Entries supplied —

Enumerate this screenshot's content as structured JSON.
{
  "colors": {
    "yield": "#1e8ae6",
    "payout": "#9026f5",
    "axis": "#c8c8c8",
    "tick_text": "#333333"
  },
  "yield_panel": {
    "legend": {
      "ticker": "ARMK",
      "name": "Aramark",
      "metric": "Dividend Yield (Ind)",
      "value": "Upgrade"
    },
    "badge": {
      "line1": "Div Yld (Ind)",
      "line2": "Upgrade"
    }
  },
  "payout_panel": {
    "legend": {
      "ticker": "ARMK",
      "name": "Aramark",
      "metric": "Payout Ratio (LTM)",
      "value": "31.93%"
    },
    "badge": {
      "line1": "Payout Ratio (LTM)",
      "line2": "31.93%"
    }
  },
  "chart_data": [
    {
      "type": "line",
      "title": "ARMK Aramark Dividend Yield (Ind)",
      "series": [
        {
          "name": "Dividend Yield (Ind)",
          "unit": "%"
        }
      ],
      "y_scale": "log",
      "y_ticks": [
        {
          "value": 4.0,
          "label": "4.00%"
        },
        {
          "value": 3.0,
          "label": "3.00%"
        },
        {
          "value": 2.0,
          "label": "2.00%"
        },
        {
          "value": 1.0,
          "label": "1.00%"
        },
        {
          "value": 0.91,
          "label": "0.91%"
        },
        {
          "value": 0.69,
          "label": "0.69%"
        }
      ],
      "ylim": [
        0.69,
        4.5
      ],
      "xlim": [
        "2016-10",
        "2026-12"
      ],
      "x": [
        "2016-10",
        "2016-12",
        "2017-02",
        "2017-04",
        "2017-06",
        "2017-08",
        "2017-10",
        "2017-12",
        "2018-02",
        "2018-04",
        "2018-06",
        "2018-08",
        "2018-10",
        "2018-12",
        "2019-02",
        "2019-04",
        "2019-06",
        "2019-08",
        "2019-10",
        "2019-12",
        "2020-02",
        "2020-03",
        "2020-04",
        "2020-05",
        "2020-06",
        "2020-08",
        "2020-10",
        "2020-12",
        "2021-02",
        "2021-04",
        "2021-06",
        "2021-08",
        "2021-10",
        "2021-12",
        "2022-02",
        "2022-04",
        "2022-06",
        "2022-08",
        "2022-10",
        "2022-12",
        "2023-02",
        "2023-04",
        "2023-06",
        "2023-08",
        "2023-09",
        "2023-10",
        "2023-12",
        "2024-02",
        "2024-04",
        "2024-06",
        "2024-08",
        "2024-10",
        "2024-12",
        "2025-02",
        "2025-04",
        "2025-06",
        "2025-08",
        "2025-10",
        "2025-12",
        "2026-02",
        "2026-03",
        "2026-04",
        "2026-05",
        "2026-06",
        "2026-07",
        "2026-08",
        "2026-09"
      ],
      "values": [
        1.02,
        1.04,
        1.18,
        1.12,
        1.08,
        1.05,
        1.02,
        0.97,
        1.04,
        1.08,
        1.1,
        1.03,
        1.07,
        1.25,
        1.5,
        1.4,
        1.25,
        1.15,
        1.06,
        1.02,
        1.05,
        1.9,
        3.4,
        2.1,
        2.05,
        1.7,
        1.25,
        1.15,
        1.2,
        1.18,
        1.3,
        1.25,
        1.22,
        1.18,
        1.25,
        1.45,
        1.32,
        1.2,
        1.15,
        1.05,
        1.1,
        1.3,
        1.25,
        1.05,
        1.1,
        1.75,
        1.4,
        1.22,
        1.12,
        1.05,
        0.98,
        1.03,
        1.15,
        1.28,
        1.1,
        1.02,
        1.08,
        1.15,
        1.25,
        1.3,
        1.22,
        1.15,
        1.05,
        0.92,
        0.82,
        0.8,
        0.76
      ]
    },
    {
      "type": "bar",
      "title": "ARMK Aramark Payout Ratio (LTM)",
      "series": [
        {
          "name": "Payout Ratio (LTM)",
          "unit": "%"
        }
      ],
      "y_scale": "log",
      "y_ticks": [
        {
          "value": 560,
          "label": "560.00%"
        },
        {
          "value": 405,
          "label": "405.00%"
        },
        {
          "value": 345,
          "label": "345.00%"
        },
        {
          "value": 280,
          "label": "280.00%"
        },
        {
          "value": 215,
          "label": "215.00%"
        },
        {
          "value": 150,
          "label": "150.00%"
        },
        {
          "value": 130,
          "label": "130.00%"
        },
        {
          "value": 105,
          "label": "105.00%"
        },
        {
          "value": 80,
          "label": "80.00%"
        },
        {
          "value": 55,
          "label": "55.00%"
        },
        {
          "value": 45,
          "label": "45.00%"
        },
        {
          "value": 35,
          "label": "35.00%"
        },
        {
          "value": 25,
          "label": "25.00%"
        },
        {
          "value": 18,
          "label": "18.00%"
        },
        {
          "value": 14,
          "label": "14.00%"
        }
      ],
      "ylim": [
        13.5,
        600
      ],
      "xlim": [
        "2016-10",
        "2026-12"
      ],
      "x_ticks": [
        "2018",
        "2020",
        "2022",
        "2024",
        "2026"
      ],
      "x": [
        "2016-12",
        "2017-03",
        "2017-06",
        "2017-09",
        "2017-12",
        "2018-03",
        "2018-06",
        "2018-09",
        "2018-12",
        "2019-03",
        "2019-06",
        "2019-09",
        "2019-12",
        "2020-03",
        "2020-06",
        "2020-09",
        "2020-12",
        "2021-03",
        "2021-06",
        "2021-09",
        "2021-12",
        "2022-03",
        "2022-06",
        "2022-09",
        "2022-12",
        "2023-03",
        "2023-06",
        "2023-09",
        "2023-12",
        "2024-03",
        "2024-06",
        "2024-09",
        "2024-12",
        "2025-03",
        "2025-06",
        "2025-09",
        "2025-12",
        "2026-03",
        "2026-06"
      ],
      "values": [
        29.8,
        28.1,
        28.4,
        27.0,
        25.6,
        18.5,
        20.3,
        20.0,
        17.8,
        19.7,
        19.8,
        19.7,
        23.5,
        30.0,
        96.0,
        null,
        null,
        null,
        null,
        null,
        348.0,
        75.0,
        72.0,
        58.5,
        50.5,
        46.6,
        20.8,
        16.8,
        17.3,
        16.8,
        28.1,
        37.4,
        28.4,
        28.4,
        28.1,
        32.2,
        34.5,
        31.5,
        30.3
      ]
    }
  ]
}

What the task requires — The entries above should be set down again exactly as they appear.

Answer box —
Enumerate this screenshot's content as structured JSON.
{
  "colors": {
    "yield": "#1e8ae6",
    "payout": "#9026f5",
    "axis": "#c8c8c8",
    "tick_text": "#333333"
  },
  "yield_panel": {
    "legend": {
      "ticker": "ARMK",
      "name": "Aramark",
      "metric": "Dividend Yield (Ind)",
      "value": "Upgrade"
    },
    "badge": {
      "line1": "Div Yld (Ind)",
      "line2": "Upgrade"
    }
  },
  "payout_panel": {
    "legend": {
      "ticker": "ARMK",
      "name": "Aramark",
      "metric": "Payout Ratio (LTM)",
      "value": "31.93%"
    },
    "badge": {
      "line1": "Payout Ratio (LTM)",
      "line2": "31.93%"
    }
  },
  "chart_data": [
    {
      "type": "line",
      "title": "ARMK Aramark Dividend Yield (Ind)",
      "series": [
        {
          "name": "Dividend Yield (Ind)",
          "unit": "%"
        }
      ],
      "y_scale": "log",
      "y_ticks": [
        {
          "value": 4.0,
          "label": "4.00%"
        },
        {
          "value": 3.0,
          "label": "3.00%"
        },
        {
          "value": 2.0,
          "label": "2.00%"
        },
        {
          "value": 1.0,
          "label": "1.00%"
        },
        {
          "value": 0.91,
          "label": "0.91%"
        },
        {
          "value": 0.69,
          "label": "0.69%"
        }
      ],
      "ylim": [
        0.69,
        4.5
      ],
      "xlim": [
        "2016-10",
        "2026-12"
      ],
      "x": [
        "2016-10",
        "2016-12",
        "2017-02",
        "2017-04",
        "2017-06",
        "2017-08",
        "2017-10",
        "2017-12",
        "2018-02",
        "2018-04",
        "2018-06",
        "2018-08",
        "2018-10",
        "2018-12",
        "2019-02",
        "2019-04",
        "2019-06",
        "2019-08",
        "2019-10",
        "2019-12",
        "2020-02",
        "2020-03",
        "2020-04",
        "2020-05",
        "2020-06",
        "2020-08",
        "2020-10",
        "2020-12",
        "2021-02",
        "2021-04",
        "2021-06",
        "2021-08",
        "2021-10",
        "2021-12",
        "2022-02",
        "2022-04",
        "2022-06",
        "2022-08",
        "2022-10",
        "2022-12",
        "2023-02",
        "2023-04",
        "2023-06",
        "2023-08",
        "2023-09",
        "2023-10",
        "2023-12",
        "2024-02",
        "2024-04",
        "2024-06",
        "2024-08",
        "2024-10",
        "2024-12",
        "2025-02",
        "2025-04",
        "2025-06",
        "2025-08",
        "2025-10",
        "2025-12",
        "2026-02",
        "2026-03",
        "2026-04",
        "2026-05",
        "2026-06",
        "2026-07",
        "2026-08",
        "2026-09"
      ],
      "values": [
        1.02,
        1.04,
        1.18,
        1.12,
        1.08,
        1.05,
        1.02,
        0.97,
        1.04,
        1.08,
        1.1,
        1.03,
        1.07,
        1.25,
        1.5,
        1.4,
        1.25,
        1.15,
        1.06,
        1.02,
        1.05,
        1.9,
        3.4,
        2.1,
        2.05,
        1.7,
        1.25,
        1.15,
        1.2,
        1.18,
        1.3,
        1.25,
        1.22,
        1.18,
        1.25,
        1.45,
        1.32,
        1.2,
        1.15,
        1.05,
        1.1,
        1.3,
        1.25,
        1.05,
        1.1,
        1.75,
        1.4,
        1.22,
        1.12,
        1.05,
        0.98,
        1.03,
        1.15,
        1.28,
        1.1,
        1.02,
        1.08,
        1.15,
        1.25,
        1.3,
        1.22,
        1.15,
        1.05,
        0.92,
        0.82,
        0.8,
        0.76
      ]
    },
    {
      "type": "bar",
      "title": "ARMK Aramark Payout Ratio (LTM)",
      "series": [
        {
          "name": "Payout Ratio (LTM)",
          "unit": "%"
        }
      ],
      "y_scale": "log",
      "y_ticks": [
        {
          "value": 560,
          "label": "560.00%"
        },
        {
          "value": 405,
          "label": "405.00%"
        },
        {
          "value": 345,
          "label": "345.00%"
        },
        {
          "value": 280,
          "label": "280.00%"
        },
        {
          "value": 215,
          "label": "215.00%"
        },
        {
          "value": 150,
          "label": "150.00%"
        },
        {
          "value": 130,
          "label": "130.00%"
        },
        {
          "value": 105,
          "label": "105.00%"
        },
        {
          "value": 80,
          "label": "80.00%"
        },
        {
          "value": 55,
          "label": "55.00%"
        },
        {
          "value": 45,
          "label": "45.00%"
        },
        {
          "value": 35,
          "label": "35.00%"
        },
        {
          "value": 25,
          "label": "25.00%"
        },
        {
          "value": 18,
          "label": "18.00%"
        },
        {
          "value": 14,
          "label": "14.00%"
        }
      ],
      "ylim": [
        13.5,
        600
      ],
      "xlim": [
        "2016-10",
        "2026-12"
      ],
      "x_ticks": [
        "2018",
        "2020",
        "2022",
        "2024",
        "2026"
      ],
      "x": [
        "2016-12",
        "2017-03",
        "2017-06",
        "2017-09",
        "2017-12",
        "2018-03",
        "2018-06",
        "2018-09",
        "2018-12",
        "2019-03",
        "2019-06",
        "2019-09",
        "2019-12",
        "2020-03",
        "2020-06",
        "2020-09",
        "2020-12",
        "2021-03",
        "2021-06",
        "2021-09",
        "2021-12",
        "2022-03",
        "2022-06",
        "2022-09",
        "2022-12",
        "2023-03",
        "2023-06",
        "2023-09",
        "2023-12",
        "2024-03",
        "2024-06",
        "2024-09",
        "2024-12",
        "2025-03",
        "2025-06",
        "2025-09",
        "2025-12",
        "2026-03",
        "2026-06"
      ],
      "values": [
        29.8,
        28.1,
        28.4,
        27.0,
        25.6,
        18.5,
        20.3,
        20.0,
        17.8,
        19.7,
        19.8,
        19.7,
        23.5,
        30.0,
        96.0,
        null,
        null,
        null,
        null,
        null,
        348.0,
        75.0,
        72.0,
        58.5,
        50.5,
        46.6,
        20.8,
        16.8,
        17.3,
        16.8,
        28.1,
        37.4,
        28.4,
        28.4,
        28.1,
        32.2,
        34.5,
        31.5,
        30.3
      ]
    }
  ]
}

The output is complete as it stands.